Imperfect Realities: Practical Strategies for Monitoring Geomorphic and Ecological Responses to Trout Habitat Restoration

Eccles Conference Center

Pre- and post-project monitoring are essential components of any restoration strategy. Monitoring programs must be thoughtfully designed and implemented to avoid unnecessary expense and produce informative results that can aid adaptive management and future restoration. A design must incorporate which response variables to measure, the scales (temporal and spatial) of observation, clearly identified performance goals, the condition of reference sites, and the type of analysis desired. However, the realities of project implementation, natural variability, and management objectives often complicate monitoring design. Two years of pre- and post-project monitoring on the Strawberry River, Utah - a site of ongoing instream restoration aimed at cutthroat trout recovery - have generated important insights into both the effectiveness and complications of a comprehensive monitoring program. We evaluate the lessons learned from four commonly-used metrics - percent bed fines, fish population density, habitat complexity, and bank erosion rate - by categorizing monitoring techniques, measurement scales, response scales, observed short-term responses, and expected long-term responses for each variable. From this assessment, we identify which variables and what scales of observation yielded the most information about the system response (or lack thereof) to restoration and which will be most useful for long-term assessments. We also address complicating factors that can skew analyses or invalidate certain indicators, including natural variability in reference sites, lack of adequate pre-restoration data, and external interference with response variables. In light of these lessons, we propose strategies for restoration and monitoring that will enhance our ability to learn from our efforts.

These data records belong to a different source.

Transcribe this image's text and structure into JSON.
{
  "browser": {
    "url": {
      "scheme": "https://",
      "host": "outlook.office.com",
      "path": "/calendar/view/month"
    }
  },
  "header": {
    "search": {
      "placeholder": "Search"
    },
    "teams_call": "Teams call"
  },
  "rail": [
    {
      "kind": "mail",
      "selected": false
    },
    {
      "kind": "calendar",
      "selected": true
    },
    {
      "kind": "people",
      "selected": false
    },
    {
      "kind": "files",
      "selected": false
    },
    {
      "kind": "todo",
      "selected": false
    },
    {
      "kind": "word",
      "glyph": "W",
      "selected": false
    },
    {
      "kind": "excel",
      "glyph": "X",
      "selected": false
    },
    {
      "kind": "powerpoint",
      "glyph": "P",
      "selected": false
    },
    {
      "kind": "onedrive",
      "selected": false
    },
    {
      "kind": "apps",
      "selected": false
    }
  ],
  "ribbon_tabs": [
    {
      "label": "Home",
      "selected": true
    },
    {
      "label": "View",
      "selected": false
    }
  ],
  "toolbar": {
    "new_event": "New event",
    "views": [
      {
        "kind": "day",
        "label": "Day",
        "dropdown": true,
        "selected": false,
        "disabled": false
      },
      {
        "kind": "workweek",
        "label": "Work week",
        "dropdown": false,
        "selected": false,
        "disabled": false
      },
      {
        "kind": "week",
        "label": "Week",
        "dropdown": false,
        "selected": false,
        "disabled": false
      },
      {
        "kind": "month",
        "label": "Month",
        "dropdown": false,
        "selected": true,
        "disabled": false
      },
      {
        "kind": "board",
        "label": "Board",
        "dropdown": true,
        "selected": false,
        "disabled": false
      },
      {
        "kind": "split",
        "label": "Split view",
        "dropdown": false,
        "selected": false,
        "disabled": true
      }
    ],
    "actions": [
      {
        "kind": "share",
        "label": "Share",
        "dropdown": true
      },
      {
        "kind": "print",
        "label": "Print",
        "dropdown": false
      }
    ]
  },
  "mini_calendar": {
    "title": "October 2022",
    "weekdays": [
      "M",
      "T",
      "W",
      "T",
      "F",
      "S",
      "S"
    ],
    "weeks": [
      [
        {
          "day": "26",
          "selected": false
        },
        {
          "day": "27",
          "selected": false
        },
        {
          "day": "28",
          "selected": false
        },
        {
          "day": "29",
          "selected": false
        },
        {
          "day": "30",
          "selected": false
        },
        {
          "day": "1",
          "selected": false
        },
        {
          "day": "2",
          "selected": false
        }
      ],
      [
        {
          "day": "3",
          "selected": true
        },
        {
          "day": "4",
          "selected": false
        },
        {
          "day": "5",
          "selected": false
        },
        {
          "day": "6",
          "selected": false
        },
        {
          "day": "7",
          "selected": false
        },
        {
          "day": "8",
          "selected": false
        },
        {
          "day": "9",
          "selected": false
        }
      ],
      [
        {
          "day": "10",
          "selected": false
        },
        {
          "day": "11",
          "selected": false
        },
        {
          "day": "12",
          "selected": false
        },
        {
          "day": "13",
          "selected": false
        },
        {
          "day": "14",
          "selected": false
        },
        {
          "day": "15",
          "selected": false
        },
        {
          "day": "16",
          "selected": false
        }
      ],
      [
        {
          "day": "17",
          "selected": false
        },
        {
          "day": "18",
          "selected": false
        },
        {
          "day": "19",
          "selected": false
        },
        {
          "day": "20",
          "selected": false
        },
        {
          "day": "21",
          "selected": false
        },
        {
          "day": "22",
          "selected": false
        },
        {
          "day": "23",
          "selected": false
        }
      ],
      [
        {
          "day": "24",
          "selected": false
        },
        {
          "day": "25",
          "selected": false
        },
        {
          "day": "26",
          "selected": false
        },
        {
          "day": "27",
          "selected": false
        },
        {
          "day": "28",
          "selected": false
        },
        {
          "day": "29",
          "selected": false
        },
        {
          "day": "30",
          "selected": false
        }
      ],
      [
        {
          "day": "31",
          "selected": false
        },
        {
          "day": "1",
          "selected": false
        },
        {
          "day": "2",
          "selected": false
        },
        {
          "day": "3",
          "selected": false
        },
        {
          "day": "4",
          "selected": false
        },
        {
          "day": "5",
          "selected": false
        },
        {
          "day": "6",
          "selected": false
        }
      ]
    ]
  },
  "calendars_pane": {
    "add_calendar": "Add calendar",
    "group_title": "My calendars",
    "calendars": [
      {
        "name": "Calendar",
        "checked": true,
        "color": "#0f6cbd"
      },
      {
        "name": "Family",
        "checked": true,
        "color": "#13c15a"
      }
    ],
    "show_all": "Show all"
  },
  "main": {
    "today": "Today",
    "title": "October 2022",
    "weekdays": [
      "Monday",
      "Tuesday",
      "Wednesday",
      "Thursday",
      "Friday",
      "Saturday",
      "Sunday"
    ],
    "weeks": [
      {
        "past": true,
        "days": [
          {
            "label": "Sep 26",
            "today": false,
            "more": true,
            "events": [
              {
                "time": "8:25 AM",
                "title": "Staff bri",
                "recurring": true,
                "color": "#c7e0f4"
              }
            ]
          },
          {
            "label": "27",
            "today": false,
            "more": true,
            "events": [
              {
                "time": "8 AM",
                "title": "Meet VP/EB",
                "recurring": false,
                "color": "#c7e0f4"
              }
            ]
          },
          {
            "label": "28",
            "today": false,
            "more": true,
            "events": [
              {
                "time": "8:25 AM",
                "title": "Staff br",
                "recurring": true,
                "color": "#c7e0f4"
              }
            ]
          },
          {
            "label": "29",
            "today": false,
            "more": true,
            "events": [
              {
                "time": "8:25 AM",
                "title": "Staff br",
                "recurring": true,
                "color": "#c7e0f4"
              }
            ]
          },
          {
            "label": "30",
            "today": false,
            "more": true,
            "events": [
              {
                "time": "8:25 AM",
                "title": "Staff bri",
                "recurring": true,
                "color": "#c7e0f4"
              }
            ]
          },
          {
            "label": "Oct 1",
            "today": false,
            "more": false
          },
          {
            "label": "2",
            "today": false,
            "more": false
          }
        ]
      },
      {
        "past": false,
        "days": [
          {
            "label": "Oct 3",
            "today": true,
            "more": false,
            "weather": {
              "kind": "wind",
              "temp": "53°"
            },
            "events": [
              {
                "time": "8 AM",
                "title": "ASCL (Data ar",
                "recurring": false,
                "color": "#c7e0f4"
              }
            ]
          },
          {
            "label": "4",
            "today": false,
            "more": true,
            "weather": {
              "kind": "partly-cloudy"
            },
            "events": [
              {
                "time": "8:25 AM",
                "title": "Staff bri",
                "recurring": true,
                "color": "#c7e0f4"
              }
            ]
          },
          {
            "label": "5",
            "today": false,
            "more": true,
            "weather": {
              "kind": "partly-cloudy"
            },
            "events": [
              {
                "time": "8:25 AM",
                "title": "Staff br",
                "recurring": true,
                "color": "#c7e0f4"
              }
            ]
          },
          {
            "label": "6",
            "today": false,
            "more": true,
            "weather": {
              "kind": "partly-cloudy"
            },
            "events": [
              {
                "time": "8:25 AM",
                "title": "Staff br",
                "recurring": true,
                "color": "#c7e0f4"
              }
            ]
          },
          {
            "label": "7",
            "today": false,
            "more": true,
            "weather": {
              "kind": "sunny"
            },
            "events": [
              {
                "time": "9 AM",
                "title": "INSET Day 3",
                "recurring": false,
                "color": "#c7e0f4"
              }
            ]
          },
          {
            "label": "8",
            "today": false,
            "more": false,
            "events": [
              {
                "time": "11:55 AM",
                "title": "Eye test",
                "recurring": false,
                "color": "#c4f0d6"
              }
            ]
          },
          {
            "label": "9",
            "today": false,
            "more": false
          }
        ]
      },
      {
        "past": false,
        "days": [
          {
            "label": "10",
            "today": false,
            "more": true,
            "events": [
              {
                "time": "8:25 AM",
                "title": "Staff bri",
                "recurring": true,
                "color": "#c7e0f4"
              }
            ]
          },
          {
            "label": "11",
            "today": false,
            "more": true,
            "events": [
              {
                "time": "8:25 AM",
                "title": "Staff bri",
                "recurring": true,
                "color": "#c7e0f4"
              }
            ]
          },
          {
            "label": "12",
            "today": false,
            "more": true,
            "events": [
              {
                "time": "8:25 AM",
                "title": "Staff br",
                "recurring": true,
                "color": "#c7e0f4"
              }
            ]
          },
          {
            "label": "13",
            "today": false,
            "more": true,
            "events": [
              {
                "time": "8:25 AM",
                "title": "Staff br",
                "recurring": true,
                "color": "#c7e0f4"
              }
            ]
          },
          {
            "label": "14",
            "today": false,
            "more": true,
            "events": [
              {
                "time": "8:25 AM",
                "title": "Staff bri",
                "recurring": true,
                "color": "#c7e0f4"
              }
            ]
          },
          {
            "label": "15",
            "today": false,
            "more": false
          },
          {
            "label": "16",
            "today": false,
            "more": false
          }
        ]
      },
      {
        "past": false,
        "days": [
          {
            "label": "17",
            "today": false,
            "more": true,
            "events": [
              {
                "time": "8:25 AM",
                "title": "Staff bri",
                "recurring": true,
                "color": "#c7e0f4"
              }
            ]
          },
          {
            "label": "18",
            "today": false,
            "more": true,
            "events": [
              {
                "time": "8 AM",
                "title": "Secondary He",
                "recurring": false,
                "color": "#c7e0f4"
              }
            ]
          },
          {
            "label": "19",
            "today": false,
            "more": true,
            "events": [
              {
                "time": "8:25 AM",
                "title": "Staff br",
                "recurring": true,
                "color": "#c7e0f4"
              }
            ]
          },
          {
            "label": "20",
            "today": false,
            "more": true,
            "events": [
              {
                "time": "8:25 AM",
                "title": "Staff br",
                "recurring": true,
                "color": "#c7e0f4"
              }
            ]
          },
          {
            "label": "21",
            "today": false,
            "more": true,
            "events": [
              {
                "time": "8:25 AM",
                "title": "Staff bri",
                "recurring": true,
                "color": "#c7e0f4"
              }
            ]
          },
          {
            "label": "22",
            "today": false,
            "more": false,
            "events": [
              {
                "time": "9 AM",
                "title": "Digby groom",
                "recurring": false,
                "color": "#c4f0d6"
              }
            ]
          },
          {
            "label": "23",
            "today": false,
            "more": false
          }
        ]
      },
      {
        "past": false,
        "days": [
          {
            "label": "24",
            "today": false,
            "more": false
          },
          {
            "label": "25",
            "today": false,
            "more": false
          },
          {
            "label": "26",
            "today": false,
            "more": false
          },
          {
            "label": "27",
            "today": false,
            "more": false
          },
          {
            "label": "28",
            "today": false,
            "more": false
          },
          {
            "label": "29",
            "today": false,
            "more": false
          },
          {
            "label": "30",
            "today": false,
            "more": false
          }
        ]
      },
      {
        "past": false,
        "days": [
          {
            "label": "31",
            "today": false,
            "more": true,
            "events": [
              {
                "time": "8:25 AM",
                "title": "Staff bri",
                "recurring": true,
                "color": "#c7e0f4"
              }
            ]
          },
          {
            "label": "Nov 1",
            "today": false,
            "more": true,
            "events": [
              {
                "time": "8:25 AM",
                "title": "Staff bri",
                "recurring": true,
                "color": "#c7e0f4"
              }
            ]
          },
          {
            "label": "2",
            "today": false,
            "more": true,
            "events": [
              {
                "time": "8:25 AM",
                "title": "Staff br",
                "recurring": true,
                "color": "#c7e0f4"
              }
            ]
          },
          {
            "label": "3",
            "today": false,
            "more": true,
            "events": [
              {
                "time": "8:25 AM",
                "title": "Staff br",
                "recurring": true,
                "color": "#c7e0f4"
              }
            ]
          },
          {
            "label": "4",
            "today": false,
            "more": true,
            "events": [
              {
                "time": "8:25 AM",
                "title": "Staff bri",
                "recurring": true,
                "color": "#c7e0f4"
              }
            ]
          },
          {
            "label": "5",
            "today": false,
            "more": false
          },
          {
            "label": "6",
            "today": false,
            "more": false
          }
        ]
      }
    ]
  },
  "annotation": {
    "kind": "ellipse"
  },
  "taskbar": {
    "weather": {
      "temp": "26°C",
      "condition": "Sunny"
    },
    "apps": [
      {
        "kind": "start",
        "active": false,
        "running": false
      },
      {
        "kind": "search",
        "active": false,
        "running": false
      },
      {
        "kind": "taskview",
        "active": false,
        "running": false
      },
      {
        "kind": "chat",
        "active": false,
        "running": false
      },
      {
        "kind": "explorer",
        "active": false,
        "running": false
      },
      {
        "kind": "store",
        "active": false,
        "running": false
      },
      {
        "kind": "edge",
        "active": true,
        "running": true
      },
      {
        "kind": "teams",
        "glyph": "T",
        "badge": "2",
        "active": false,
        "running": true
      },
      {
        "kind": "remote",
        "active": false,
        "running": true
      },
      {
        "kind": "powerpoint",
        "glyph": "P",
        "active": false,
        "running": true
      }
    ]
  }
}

We recommend greater integration of monitoring design into pre-project planning and implementation, such as experimentally-designed restoration, time and funds for pre-project assessments, and the establishment and maintenance of suitable reference sites

https://digitalcommons.usu.edu/runoff/2010/AllAbstracts/14